By Siddhi Jain
New Delhi– An online exhibition of etchings, serigraphs, screen printing and lithographs by noted artist Seema Kohli, that captures the journey of Kohli in printmaking, went on view on December 21. Titled ‘The Alchemy of Process’, it can be viewed on the website of India International Centre till January 3, 2021.
Seema has had over 32 solo shows and she explores the themes of beauty, sensuality and spirituality expressed through her works based on the concept of ‘Hiranayagarbha’ or ‘The Golden Womb’ from which we have emerged, which is self-pervading, engulfs every single thing.
Seema’s work is inspired by and firmly grounded in her extensive knowledge of Indian spirituality, mythology and cosmology which is most often filtered through the lens of the sacred feminine. An overarching theme in her work has been the regeneration of life which can be seen in extensive and evolving series, ‘Golden Womb’ and ‘Tree of Life’, said a note on her exhibition. Her informed and intuitive knowledge of India’s detailed taxonomies of mythological, historical and living spirituality is distilled through diverse bodies of work which offer unique pathways through different processes and forms.
In addition to detailed large-scaled paintings for which she is so well known, the legacy of her long career has been one of broad exploration and experimentation in both traditional and avant-garde mediums – diverse printmaking processes though performance and video.
For a painter with such a refined and meticulous control of her medium, printmaking has provided an opportunity for experimentation, chance and accident. As images emerge through multiple states there can be a keen sense of mystery and unpredictability. In some processes such as intaglio, the reversal of an image from plate to paper can be revelatory, akin to seeing a familiar image from a startling new vantage point.
While intaglio printmaking might seem to be the antipathy of the lush colour palette characteristic of Seema’s paintings, it privileges a quality of line that underlies all of her work and is particularly reminiscent of earlier primarily linear work. Orchestrating a complex array of visual information through line and tone alone requires a strong command of value relationships grounded by shrewd composition and design. Two very different bodies of work illustrate this superbly. The series ‘Unending Dance of Light’ share dense compositions and rich tonality.
In each of Seema’s 64 Yoginis (Chaunsath Yogini) a circle inscribed in a square holds an image of a deity from this powerful female collective. Based on a Sanskrit term, the Yogini is a female master practitioner of yoga possessing magical and supernatural powers. Seema has a profound sense of identification with the energizing and uniquely transgressive force of the Yogini, having visited and enacted personal rituals and public performances at several of India’s both celebrated and abandoned Yogini temples. While drawing from traditional symbolism and meaning, Seema infuses the yogini with own sense of meaning and identification. Although Yogini’s appear prominently in her paintings and sculpture, this series of small etchings is unique in that all 64 Yoginis can be apprehended together as arranged in a downward facing triangle symbolic of female energy.

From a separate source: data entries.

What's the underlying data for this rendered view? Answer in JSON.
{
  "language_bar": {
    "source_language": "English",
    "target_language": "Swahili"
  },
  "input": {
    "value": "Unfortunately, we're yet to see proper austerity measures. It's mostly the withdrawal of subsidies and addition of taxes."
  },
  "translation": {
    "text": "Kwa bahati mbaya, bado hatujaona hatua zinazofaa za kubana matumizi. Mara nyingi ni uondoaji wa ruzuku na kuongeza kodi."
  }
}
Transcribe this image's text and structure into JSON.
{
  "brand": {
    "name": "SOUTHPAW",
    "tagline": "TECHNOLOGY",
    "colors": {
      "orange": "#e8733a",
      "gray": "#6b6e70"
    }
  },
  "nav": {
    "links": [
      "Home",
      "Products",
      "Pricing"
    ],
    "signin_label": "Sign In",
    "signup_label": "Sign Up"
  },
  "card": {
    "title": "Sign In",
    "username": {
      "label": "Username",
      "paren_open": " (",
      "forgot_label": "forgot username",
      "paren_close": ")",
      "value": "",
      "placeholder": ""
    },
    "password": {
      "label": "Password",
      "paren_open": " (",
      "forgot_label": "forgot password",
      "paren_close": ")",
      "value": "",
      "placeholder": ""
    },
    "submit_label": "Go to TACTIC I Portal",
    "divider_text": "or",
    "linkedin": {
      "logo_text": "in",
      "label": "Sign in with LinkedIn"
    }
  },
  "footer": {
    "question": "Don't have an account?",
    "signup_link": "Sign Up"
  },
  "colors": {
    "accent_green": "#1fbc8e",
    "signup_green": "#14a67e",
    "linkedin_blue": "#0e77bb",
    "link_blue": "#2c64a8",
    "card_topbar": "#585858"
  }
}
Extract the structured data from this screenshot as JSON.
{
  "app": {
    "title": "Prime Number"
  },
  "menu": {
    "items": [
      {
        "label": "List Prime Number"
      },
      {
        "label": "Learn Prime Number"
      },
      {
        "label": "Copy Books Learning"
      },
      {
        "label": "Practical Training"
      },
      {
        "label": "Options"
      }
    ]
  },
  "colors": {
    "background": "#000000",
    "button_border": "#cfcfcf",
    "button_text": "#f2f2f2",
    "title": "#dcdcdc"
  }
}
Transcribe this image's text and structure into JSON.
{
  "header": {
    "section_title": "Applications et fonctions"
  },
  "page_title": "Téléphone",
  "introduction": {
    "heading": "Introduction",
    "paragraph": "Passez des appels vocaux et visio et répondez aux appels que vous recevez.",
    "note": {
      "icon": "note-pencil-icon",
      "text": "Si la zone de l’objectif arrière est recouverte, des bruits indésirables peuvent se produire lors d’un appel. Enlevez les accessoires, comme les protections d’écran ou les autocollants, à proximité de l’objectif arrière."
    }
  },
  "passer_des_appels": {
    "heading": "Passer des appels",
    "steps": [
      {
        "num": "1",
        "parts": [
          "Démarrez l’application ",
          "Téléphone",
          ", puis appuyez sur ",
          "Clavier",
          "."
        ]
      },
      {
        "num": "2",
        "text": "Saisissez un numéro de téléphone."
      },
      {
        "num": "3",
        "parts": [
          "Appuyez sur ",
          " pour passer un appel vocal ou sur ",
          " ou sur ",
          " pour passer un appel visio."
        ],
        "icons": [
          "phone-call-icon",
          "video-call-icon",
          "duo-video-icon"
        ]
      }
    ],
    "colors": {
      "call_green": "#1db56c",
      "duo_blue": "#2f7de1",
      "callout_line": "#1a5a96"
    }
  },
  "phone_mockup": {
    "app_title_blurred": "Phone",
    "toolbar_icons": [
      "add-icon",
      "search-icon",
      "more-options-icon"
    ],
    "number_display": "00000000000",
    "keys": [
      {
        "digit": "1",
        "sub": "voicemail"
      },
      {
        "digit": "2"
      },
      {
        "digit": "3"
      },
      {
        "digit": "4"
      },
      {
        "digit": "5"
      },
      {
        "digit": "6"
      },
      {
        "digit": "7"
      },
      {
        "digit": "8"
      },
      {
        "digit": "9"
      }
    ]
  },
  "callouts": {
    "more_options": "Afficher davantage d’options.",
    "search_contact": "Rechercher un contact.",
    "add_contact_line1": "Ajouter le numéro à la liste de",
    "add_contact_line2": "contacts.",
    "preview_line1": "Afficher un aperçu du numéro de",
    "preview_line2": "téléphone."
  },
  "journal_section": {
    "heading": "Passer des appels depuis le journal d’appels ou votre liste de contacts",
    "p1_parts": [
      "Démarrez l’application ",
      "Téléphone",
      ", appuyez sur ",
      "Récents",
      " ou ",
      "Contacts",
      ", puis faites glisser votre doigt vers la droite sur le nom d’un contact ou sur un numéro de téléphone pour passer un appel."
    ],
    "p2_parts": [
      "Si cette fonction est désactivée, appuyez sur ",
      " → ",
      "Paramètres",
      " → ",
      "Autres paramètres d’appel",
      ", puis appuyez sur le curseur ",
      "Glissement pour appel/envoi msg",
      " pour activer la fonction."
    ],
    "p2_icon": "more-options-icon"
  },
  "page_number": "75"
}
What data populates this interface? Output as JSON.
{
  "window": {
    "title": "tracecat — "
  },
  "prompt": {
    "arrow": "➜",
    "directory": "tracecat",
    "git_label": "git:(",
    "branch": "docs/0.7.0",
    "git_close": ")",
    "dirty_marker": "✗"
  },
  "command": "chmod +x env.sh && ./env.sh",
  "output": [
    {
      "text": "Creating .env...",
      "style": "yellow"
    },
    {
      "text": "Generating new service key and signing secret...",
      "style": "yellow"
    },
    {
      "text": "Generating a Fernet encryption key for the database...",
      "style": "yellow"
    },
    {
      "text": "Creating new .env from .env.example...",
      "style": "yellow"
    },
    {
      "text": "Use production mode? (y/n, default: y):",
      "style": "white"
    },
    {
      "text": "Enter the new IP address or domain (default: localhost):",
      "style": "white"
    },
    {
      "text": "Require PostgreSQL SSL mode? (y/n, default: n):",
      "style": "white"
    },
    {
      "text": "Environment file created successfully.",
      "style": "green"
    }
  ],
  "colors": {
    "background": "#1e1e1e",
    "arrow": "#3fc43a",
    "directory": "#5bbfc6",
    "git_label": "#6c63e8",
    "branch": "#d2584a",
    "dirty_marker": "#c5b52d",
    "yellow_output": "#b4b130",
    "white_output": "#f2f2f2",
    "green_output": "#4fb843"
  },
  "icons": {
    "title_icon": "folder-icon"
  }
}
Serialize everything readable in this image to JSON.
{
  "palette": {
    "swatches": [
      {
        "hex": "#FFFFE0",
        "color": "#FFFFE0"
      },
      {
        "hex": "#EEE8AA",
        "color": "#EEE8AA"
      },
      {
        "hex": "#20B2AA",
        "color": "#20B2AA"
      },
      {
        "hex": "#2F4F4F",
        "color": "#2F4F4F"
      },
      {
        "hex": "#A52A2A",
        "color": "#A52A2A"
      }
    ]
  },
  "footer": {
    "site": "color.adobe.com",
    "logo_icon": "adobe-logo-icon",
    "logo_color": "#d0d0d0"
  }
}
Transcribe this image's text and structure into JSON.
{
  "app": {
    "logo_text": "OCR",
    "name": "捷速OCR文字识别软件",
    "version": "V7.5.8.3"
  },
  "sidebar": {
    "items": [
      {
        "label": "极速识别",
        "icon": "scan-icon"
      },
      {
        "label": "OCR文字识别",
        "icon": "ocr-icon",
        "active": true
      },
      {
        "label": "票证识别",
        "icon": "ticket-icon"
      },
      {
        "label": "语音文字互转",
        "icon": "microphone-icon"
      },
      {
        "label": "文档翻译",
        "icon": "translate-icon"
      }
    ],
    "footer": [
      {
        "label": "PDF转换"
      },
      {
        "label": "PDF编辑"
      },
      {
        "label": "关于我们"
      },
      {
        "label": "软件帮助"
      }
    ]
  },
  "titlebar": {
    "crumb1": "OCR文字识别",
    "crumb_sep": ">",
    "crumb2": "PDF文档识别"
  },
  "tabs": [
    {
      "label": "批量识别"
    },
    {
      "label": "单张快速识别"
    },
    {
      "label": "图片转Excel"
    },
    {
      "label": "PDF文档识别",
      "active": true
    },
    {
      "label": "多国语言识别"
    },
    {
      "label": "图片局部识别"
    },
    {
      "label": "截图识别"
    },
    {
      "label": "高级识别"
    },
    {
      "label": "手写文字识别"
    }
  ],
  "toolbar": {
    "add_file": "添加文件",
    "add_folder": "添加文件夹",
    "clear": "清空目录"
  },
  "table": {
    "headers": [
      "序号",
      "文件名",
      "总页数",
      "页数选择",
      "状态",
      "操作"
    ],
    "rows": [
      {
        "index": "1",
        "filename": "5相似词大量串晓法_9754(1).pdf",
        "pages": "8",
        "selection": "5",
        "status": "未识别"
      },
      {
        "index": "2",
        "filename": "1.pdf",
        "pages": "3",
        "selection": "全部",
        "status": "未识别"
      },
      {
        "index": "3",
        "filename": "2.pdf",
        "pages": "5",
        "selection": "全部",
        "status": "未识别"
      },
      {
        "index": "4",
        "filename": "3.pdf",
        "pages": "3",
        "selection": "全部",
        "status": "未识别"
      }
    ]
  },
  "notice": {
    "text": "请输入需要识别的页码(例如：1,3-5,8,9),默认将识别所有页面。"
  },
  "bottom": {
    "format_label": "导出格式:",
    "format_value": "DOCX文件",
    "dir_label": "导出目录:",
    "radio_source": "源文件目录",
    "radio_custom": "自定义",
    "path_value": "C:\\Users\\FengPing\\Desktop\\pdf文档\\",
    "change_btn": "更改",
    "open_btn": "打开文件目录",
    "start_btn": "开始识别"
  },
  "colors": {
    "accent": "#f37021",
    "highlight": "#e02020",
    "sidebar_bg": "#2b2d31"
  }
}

In a series of prints created in 2002, ‘The Golden Womb’, a circle sits within a deep blue 20″ square, a compositional strategy she employs in many of her works. Here the circle can be seen as both exterior form and interior space – the shape or our world and the womb of life. Playful images curl up against and float beyond the circle’s circumference as women, demigods and cows tattooed with patterns of flora and fauna reflect flashes gold mingled with rainbows of colour.
While in her paintings she arrives at one final work of art, through the serigraphic process each piece in an edition might be slightly different.
For Seema and many artists, printmaking not only opens up diverse techniques and effects that expand and transform their work, but importantly allows for a more democratic distribution than is possible with a single painting or sculpture. New images are born from the unique possibilities of the printmaking process while familiar themes can be revisited and reinvented. (IANS)